Dataset records
================================

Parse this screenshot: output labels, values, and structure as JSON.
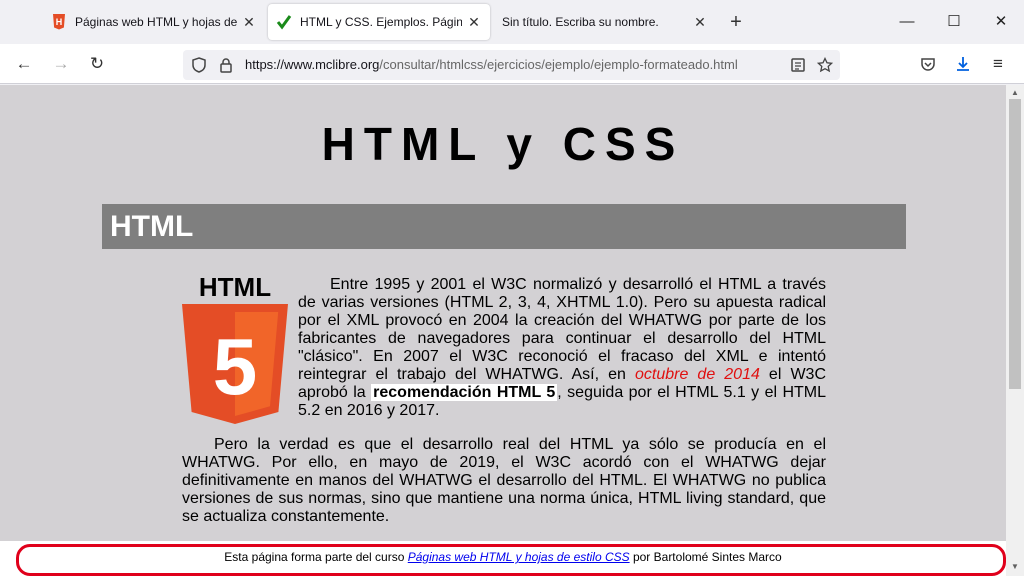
{
  "browser": {
    "tabs": [
      {
        "title": "Páginas web HTML y hojas de estilo CSS",
        "active": false
      },
      {
        "title": "HTML y CSS. Ejemplos. Páginas web HTML",
        "active": true
      },
      {
        "title": "Sin título. Escriba su nombre.",
        "active": false
      }
    ],
    "new_tab": "+",
    "url_domain": "https://www.mclibre.org",
    "url_path": "/consultar/htmlcss/ejercicios/ejemplo/ejemplo-formateado.html"
  },
  "page": {
    "title": "HTML y CSS",
    "section_heading": "HTML",
    "logo_text": "HTML",
    "logo_digit": "5",
    "para1_a": "Entre 1995 y 2001 el W3C normalizó y desarrolló el HTML a través de varias versiones (HTML 2, 3, 4, XHTML 1.0). Pero su apuesta radical por el XML provocó en 2004 la creación del WHATWG por parte de los fabricantes de navegadores para continuar el desarrollo del HTML \"clásico\". En 2007 el W3C reconoció el fracaso del XML e intentó reintegrar el trabajo del WHATWG. Así, en ",
    "para1_red": "octubre de 2014",
    "para1_b": " el W3C aprobó la ",
    "para1_bold": "recomendación HTML 5",
    "para1_c": ", seguida por el HTML 5.1 y el HTML 5.2 en 2016 y 2017.",
    "para2": "Pero la verdad es que el desarrollo real del HTML ya sólo se producía en el WHATWG. Por ello, en mayo de 2019, el W3C acordó con el WHATWG dejar definitivamente en manos del WHATWG el desarrollo del HTML. El WHATWG no publica versiones de sus normas, sino que mantiene una norma única, HTML living standard, que se actualiza constantemente."
  },
  "footer": {
    "prefix": "Esta página forma parte del curso ",
    "link": "Páginas web HTML y hojas de estilo CSS",
    "suffix": " por Bartolomé Sintes Marco"
  },
  "colors": {
    "page_bg": "#d3d1d4",
    "section_bg": "#7f7f7f",
    "html5_orange": "#e44d26",
    "footer_border": "#e0001b"
  }
}
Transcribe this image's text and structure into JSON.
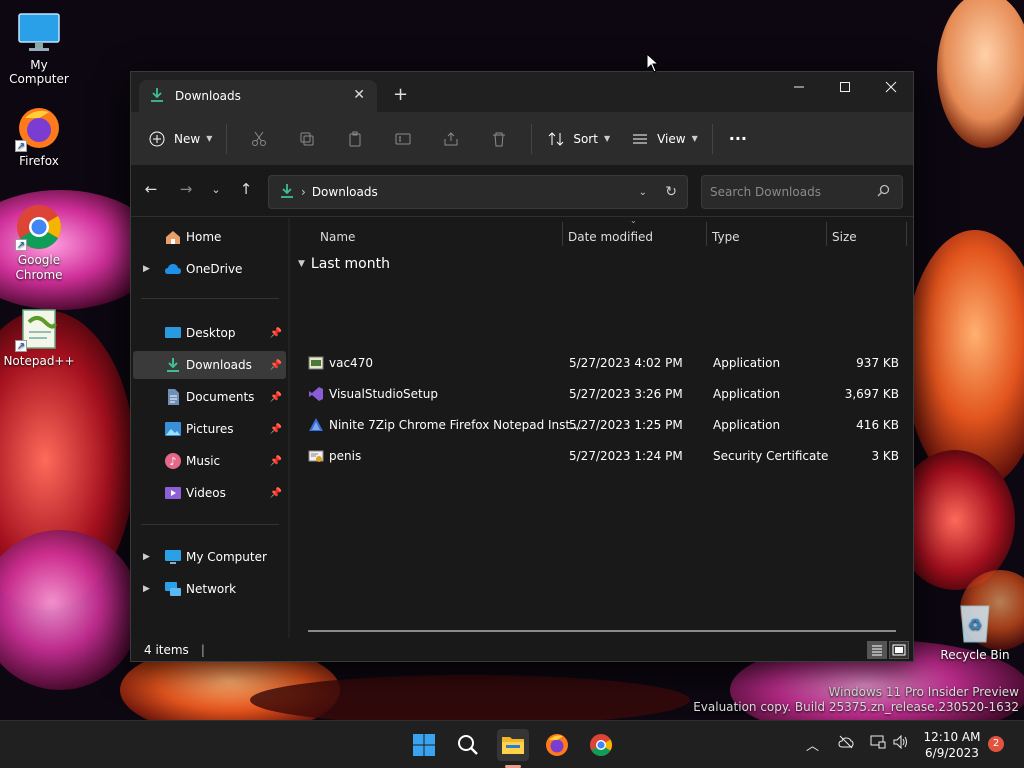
{
  "desktop": {
    "icons": [
      {
        "label": "My Computer"
      },
      {
        "label": "Firefox"
      },
      {
        "label": "Google Chrome"
      },
      {
        "label": "Notepad++"
      },
      {
        "label": "Recycle Bin"
      }
    ],
    "watermark": {
      "line1": "Windows 11 Pro Insider Preview",
      "line2": "Evaluation copy. Build 25375.zn_release.230520-1632"
    }
  },
  "window": {
    "tab": {
      "title": "Downloads"
    },
    "toolbar": {
      "new_label": "New",
      "sort_label": "Sort",
      "view_label": "View",
      "more_label": "···"
    },
    "address": {
      "path": "Downloads",
      "search_placeholder": "Search Downloads"
    },
    "sidebar": {
      "items": [
        {
          "label": "Home"
        },
        {
          "label": "OneDrive"
        },
        {
          "label": "Desktop"
        },
        {
          "label": "Downloads"
        },
        {
          "label": "Documents"
        },
        {
          "label": "Pictures"
        },
        {
          "label": "Music"
        },
        {
          "label": "Videos"
        },
        {
          "label": "My Computer"
        },
        {
          "label": "Network"
        }
      ]
    },
    "columns": {
      "name": "Name",
      "date": "Date modified",
      "type": "Type",
      "size": "Size"
    },
    "group": {
      "label": "Last month"
    },
    "files": [
      {
        "name": "vac470",
        "date": "5/27/2023 4:02 PM",
        "type": "Application",
        "size": "937 KB"
      },
      {
        "name": "VisualStudioSetup",
        "date": "5/27/2023 3:26 PM",
        "type": "Application",
        "size": "3,697 KB"
      },
      {
        "name": "Ninite 7Zip Chrome Firefox Notepad Inst...",
        "date": "5/27/2023 1:25 PM",
        "type": "Application",
        "size": "416 KB"
      },
      {
        "name": "penis",
        "date": "5/27/2023 1:24 PM",
        "type": "Security Certificate",
        "size": "3 KB"
      }
    ],
    "status": {
      "count": "4 items"
    }
  },
  "taskbar": {
    "time": "12:10 AM",
    "date": "6/9/2023",
    "notification_count": "2"
  },
  "colors": {
    "accent_green": "#3fbf8f",
    "window_bg": "#191919",
    "toolbar_bg": "#2c2c2c",
    "selection_bg": "#3a3a3a",
    "badge": "#e0533f"
  }
}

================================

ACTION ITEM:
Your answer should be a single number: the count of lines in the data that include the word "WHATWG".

SOLUTION TO THE EXERCISE:
2